Did you get caught using diesel fuel as an asphalt solvent? Or are you worried about the danger that diesel poses to your workers and equipment? Regardless, you’re making the right decision to switch to an alternative. Let’s look at why diesel fuel is so bad, and what other options you have in an asphalt solvent.

Everyone has used diesel fuel as an asphalt solvent or asphalt release at least once in their life. It works. In fact, it’s great. Unfortunately, though, diesel fuel has many downsides. There is even a better alternative to it.

Whether it works well or doesn’t, diesel fuel is illegal. For those of you who work government jobs, you know this. The EPA can fine you up to $180,000 for using diesel fuel on a job and you can’t even get a contract in some places if you use it. The cheap cost of diesel fuel is hard to resist, but you would be remiss to ignore the fines and loss of contracts.
Are you familiar with flash point? This term bounces around in conversation a lot in the paving scene. The flash point is the lowest temperature at which vapors from your asphalt solvent can ignite. In the presence of a flame, like a lit cigarette, or extreme heat, like hot asphalt, diesel fuel can catch fire or worse. Not only does this put your workers at risk of serious injury or death, but it can also cost you thousands of dollars in repair.
The evaporation rate is another factor that turns many pavers away from diesel fuel. What happens when you spray diesel on hot metal? It evaporates away. Watch this video to see exactly what we mean:


If you want your asphalt release to keep working longer so you don’t have to spray more so often, you don’t want it to evaporate.

The BEST alternative: PavePro

It’s hard to beat diesel. After all, diesel fuel is the “OG” release agent. But after countless years of scientific and on-the-ground paving testing, PavePro has reigned supreme as the best asphalt solvent and asphalt release agent available.

Our customers call it “legal diesel.” Why? Because PavePro works just like diesel, except you won’t find yourself with an EPA fine in hand. PavePro is also a long-lasting release agent and is incredibly effective. It melts right through asphalt, tar, tack, grease, and oil with no hesitation. It cuts through the thickest of buildups and leaves behind a slick oily film that’s hard to find elsewhere.

Not only is it powerful, but PavePro is the safest asphalt solvent too. With a flash point of up to 400 degrees Fahrenheit, hot mix clocking in at 350 degrees is no problem. PavePro won’t ignite, combust, or cause you any danger. Diesel fuel, on the other hand, has a flash point of only 130 degrees Fahrenheit.

And the EPA is not a worry when it comes to the environment. PavePro is 100% biodegradable and its all-natural ingredients make it a great solution to use on the job site or at the shop. Not to mention, PavePro is also deactivated with a splash of water–so it won’t harm your paint or decals.

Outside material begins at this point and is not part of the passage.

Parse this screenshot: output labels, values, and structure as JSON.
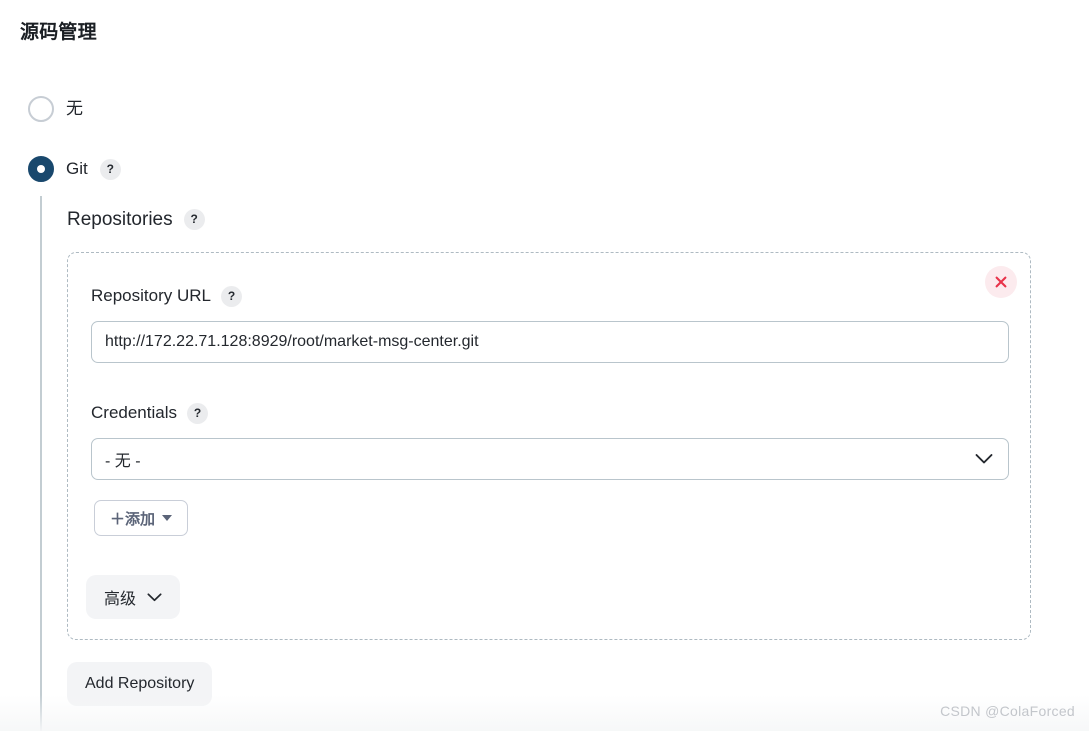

PavePro is also a great alternative to diesel fuel because it does not evaporate as its competitors do. It last longer under high heat and will eat through hardened asphalt like no one’s business.

The OK alternative: Citrus

Citrus is another alternative to diesel fuel. Citrus works OK but is oftentimes expensive and not worth the price tag. Will it clean the asphalt off your tools and equipment? Yes, but you’re going to have to use a whole heck of a lot of it.

Aside from its subpar performance, citrus is more dangerous than diesel fuel. With a flash point of 115 degrees Fahrenheit, there is a high potential for things going wrong on the job. Citrus has the lowest flash point of all asphalt solvents and asphalt releases.
The flash point also lends citrus products to evaporating under high heat. As I mentioned earlier, this limits how well citrus is able to perform.

The WORST alternative: Other Petroleum-Based Products

I wouldn’t fall for this trap. If it could get worse than diesel fuel, it’s other petroleum-based products. It is no different.
Just like diesel fuel, petroleum-based asphalt solvents are dangerous for your workers and equipment. Not to mention they are bad for the environment. There are so many other possible options you can choose from that are safer, work better, and last longer.